The boom in social media has changed journalism and has also created new roles for journalists.
“We still report facts and give you the news, but the rise of social media has changed how a story is told and consumed,” said Robert Quigley, social media editor of Austin, Texas’ The Statesman in a column.
Journalists are no longer the gatekeepers of information for readers or viewers. Social media has taken on that role and is running with it. At the Knight Science journalism symposium in Boston, Tom Rosenstiel said that journalists can now assume new roles as authenticators, sense-makers, navigators and forum-leaders, said Alfred Hermida of Reportr.net.
The authenticator can help the reader or viewer figure out whom or what they can trust. This could mean reporting the facts as journalists have always done. This could also mean that the journalist directs the audience to credible and up to date sources for news.

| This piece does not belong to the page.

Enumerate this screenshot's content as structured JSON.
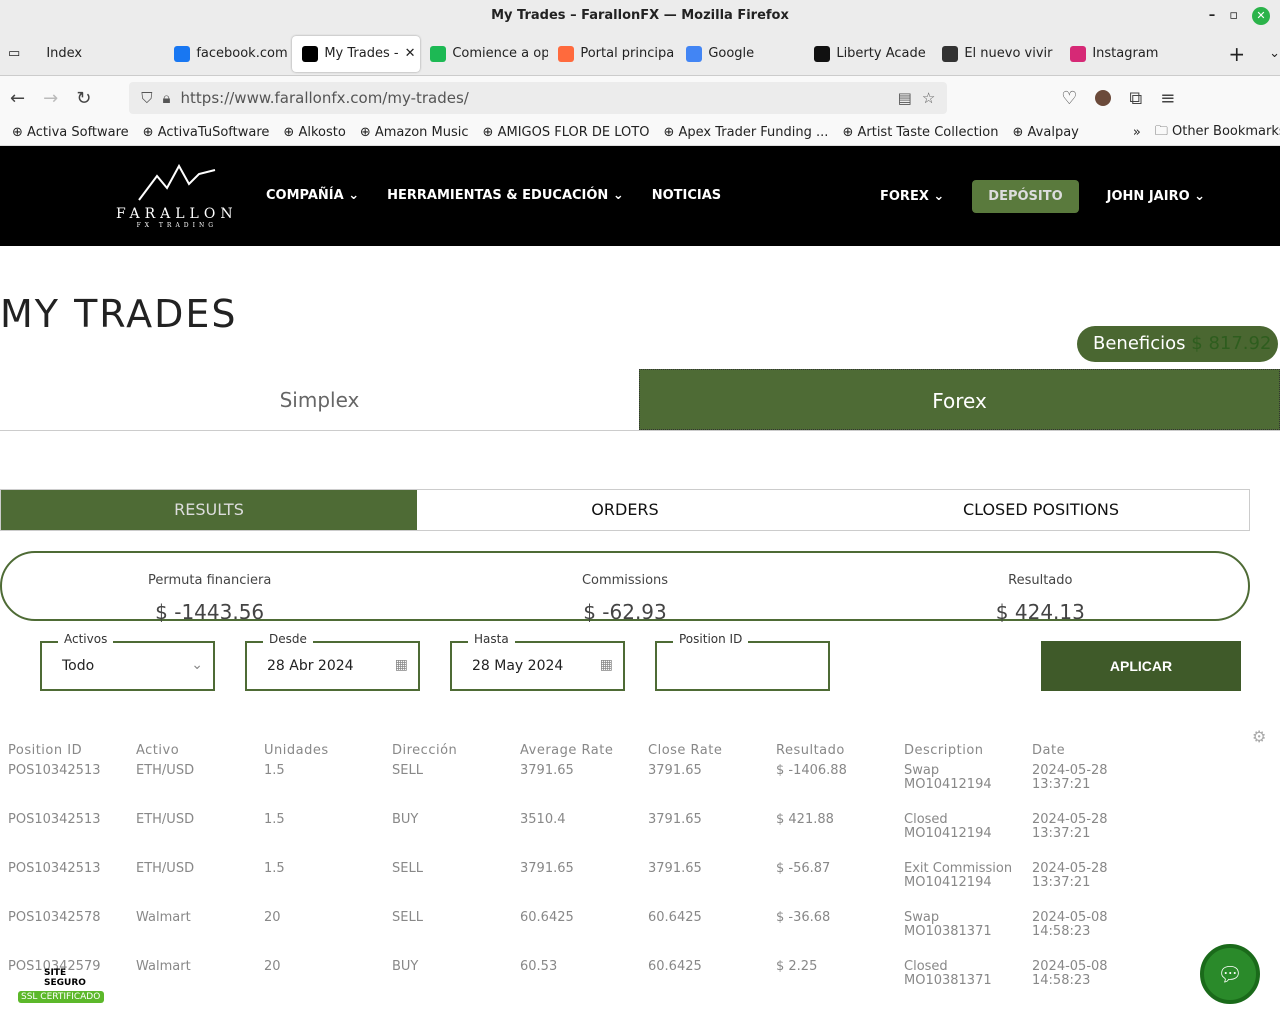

Journalists also have to help the public make sense of the news by being sense-makers and navigators. Journalists and reporters are no longer the public’s only source of information. Social media has given the public a greater amount of “news” to sift through and journalists can now be the ones to help in this endeavor.
Forums are becoming more popular with readers, so journalists have yet another job to fulfill. “News outlets now have opportunities to distinguish themselves by producing fact-based discussions of public issues and presenting a diversity of opinions,” said Mike Saunders, the CEO of DigitLab- The Social Media Agency, in his article.
Readers have an increasingly vast amount of news to sort through, making it much more difficult for readers to obtain factual information about current events. Articles are being ‘shared’ on Google+ and Facebook and trending on Twitter, and according to Saunders, “the problem is that these articles may be popular but they are not necessarily providing verified facts about the news subject.”
Social media has given journalists a new way to serve the public. Journalists are now charged with the job of bridging the gap between the popular and the factual.